Dataset rows describing interfaces:
····················
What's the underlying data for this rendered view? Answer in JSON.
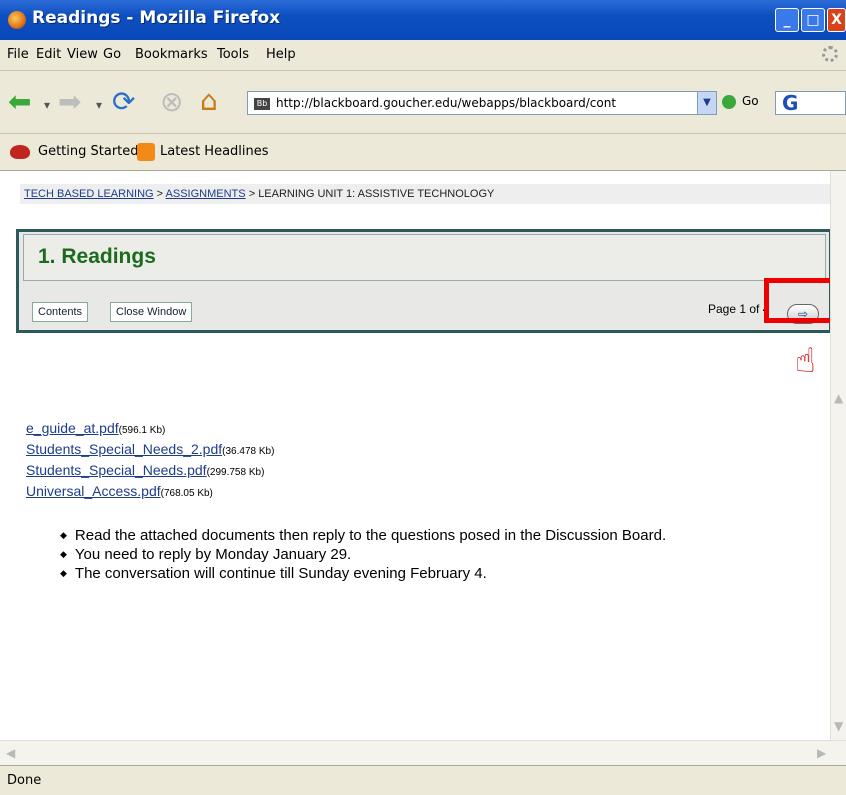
{
  "window": {
    "title": "Readings - Mozilla Firefox",
    "min": "_",
    "max": "□",
    "close": "X"
  },
  "menu": {
    "items": [
      "File",
      "Edit",
      "View",
      "Go",
      "Bookmarks",
      "Tools",
      "Help"
    ]
  },
  "nav": {
    "url": "http://blackboard.goucher.edu/webapps/blackboard/cont",
    "go_label": "Go",
    "search_engine": "G"
  },
  "bookmarks": {
    "items": [
      "Getting Started",
      "Latest Headlines"
    ]
  },
  "breadcrumb": {
    "items": [
      "TECH BASED LEARNING",
      "ASSIGNMENTS",
      "LEARNING UNIT 1: ASSISTIVE TECHNOLOGY"
    ],
    "separator": ">"
  },
  "panel": {
    "title": "1. Readings",
    "contents_label": "Contents",
    "close_label": "Close Window",
    "page_info": "Page 1 of 4"
  },
  "files": [
    {
      "name": "e_guide_at.pdf",
      "size": "(596.1 Kb)"
    },
    {
      "name": "Students_Special_Needs_2.pdf",
      "size": "(36.478 Kb)"
    },
    {
      "name": "Students_Special_Needs.pdf",
      "size": "(299.758 Kb)"
    },
    {
      "name": "Universal_Access.pdf",
      "size": "(768.05 Kb)"
    }
  ],
  "instructions": [
    "Read the attached documents then reply to the questions posed in the Discussion Board.",
    "You need to reply by Monday January 29.",
    "The conversation will continue till Sunday evening February 4."
  ],
  "status": {
    "text": "Done"
  },
  "colors": {
    "titlebar": "#0a48b8",
    "panel_border": "#2c5a5a",
    "heading_green": "#1c6b1c",
    "highlight": "#e00000"
  }
}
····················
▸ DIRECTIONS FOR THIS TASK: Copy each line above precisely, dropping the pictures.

▸ RESULT OF THE EXERCISE:
What's the underlying data for this rendered view? Answer in JSON.
{
  "window": {
    "title": "Readings - Mozilla Firefox",
    "min": "_",
    "max": "□",
    "close": "X"
  },
  "menu": {
    "items": [
      "File",
      "Edit",
      "View",
      "Go",
      "Bookmarks",
      "Tools",
      "Help"
    ]
  },
  "nav": {
    "url": "http://blackboard.goucher.edu/webapps/blackboard/cont",
    "go_label": "Go",
    "search_engine": "G"
  },
  "bookmarks": {
    "items": [
      "Getting Started",
      "Latest Headlines"
    ]
  },
  "breadcrumb": {
    "items": [
      "TECH BASED LEARNING",
      "ASSIGNMENTS",
      "LEARNING UNIT 1: ASSISTIVE TECHNOLOGY"
    ],
    "separator": ">"
  },
  "panel": {
    "title": "1. Readings",
    "contents_label": "Contents",
    "close_label": "Close Window",
    "page_info": "Page 1 of 4"
  },
  "files": [
    {
      "name": "e_guide_at.pdf",
      "size": "(596.1 Kb)"
    },
    {
      "name": "Students_Special_Needs_2.pdf",
      "size": "(36.478 Kb)"
    },
    {
      "name": "Students_Special_Needs.pdf",
      "size": "(299.758 Kb)"
    },
    {
      "name": "Universal_Access.pdf",
      "size": "(768.05 Kb)"
    }
  ],
  "instructions": [
    "Read the attached documents then reply to the questions posed in the Discussion Board.",
    "You need to reply by Monday January 29.",
    "The conversation will continue till Sunday evening February 4."
  ],
  "status": {
    "text": "Done"
  },
  "colors": {
    "titlebar": "#0a48b8",
    "panel_border": "#2c5a5a",
    "heading_green": "#1c6b1c",
    "highlight": "#e00000"
  }
}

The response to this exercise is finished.